At present, “a host of obstacles” in law, in regulations, and in culture stand in the way of the effective use of commercial products and service, Borky said. However, he added, “I can see no affordable solution that does not involve overcoming those barriers.”
Estes picked up on that issue, declaring that anyone who does not believe that space is emerging as “an economic center of gravity for our country … [is] not paying attention” to what is going on. “It is a fact-lots and lots of money [is] going to space worldwide and lots of investment in this country,” the recently retired space commander said.
There is no way the Air Force can match what the commercial space sector is doing and no reason it should try, Estes said.
One problem with the rapid improvement in commercial space facilities, Moorman said, is “the availability of data to adversaries. … They can get remote sensing data, navigation data, and communications data” at a relatively affordable price.
“Hell to Pay”
Another concern is that as commercial space becomes an imperative for US national security and its way of life, “there will be hell to pay” if it were interrupted, Moorman said.
“The United States Air Force, as the space service, will be required, I believe, to protect those resources,” he said.
The Air Force has worried about national security satellites for years but now must think about protecting the investment in commercial space, Moorman said.
Estes also pointed out that as space becomes more important to the US and the global economy, as well as to the military, it will be “a source of national power for nations.”
And if it is a source of national power, “somebody is going to come along and challenge it,” he said.
“We’ve got to pay attention to protecting this huge investment that this nation and other nations are making in space,” Estes added. “If we don’t do that … we are going to find ourselves in a position where we find them at risk and are unable to respond to it.”
Borky agreed that as space becomes a vital national economic interest, it will “sooner or later tempt our adversaries to find and exploit weaknesses.”
That means the Air Force inevitably will be “called upon to protect not just the property but the freedom of action of our nation’s citizens.”
“Space is going to be thrust upon us as a security challenge in its own right, and we had better be getting ready to meet it,” Borky said.
Moorman pointed out that Space Command always has considered protecting US national security space assets part of its mission.
“But, as all the speakers have pointed out, the commercial world demands we understand ultimately how to protect that asset,” he said. “By the way, right now, they are not real interested in being protected.”
Dr. John M. “Mike” Borky: A technical fellow with TRW and chief engineer, Technical and Training Services Strategic Business Unit for TRW. He has served on many government and industry study groups concerning military and space operations. He has extensive experience managing programs in spacecraft electronics and avionics.
Gen. Howell M. Estes III, USAF (Ret.): Former commander in chief of US Space Command.
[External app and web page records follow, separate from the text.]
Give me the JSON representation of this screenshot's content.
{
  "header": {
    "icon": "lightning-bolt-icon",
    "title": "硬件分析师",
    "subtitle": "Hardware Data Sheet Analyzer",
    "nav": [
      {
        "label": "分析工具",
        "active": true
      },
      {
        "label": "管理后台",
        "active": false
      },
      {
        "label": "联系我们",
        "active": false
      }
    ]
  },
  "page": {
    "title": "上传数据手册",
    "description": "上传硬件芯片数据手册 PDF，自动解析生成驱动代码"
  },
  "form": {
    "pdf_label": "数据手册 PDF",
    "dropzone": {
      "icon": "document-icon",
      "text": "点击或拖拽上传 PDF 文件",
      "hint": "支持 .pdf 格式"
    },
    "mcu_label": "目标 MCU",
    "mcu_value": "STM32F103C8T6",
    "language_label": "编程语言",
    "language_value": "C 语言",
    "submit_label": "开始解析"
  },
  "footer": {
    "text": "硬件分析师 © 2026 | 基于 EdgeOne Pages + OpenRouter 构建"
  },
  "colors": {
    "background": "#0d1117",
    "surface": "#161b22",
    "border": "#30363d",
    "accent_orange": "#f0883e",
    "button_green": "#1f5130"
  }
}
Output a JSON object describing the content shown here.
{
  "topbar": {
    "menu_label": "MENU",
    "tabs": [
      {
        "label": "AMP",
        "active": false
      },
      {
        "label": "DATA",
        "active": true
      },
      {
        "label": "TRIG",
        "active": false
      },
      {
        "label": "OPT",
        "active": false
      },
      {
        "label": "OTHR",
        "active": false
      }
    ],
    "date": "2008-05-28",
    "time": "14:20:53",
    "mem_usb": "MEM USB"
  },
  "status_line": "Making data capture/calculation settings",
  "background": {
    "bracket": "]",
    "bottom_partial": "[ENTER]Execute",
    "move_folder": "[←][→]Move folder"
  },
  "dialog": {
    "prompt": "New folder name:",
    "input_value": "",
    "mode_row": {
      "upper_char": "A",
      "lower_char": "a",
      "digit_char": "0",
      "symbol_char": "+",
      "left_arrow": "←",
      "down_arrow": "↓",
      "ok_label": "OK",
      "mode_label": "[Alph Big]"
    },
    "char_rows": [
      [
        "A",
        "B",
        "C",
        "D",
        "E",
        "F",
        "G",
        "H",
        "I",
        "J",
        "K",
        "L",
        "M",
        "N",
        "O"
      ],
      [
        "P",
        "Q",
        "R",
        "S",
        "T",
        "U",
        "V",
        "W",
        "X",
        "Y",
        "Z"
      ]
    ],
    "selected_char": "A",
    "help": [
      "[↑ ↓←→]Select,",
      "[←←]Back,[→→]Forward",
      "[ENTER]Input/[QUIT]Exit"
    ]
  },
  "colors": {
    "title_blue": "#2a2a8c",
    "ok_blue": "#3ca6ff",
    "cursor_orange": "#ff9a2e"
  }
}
He also served as director for operations on the joint staff and during the Gulf War was the deputy chief of staff for operations at Strategic Air Command.
Gen. Thomas S. Moorman Jr., USAF (Ret.): Served as Air Force vice chief of staff prior to retirement from the Air Force in 1997. He also served in a variety of intelligence and reconnaissance related positions and as commander of Air Force Space Command.
Dr. Rebecca Grant (moderator): President of Independent Research and Information Services, Corp. (IRIS). She is a former Rand analyst who also served as a member of the personal operations staff for former Secretary of the Air Force Donald B. Rice and former Air Force Chief of Staff Gen. Merrill A. McPeak.
Otto Kreisher is the national security reporter for Copley News Service, based in Washington, D.C. His most recent article for Air Force Magazine, “Desert One,” appeared in the January 1999 issue.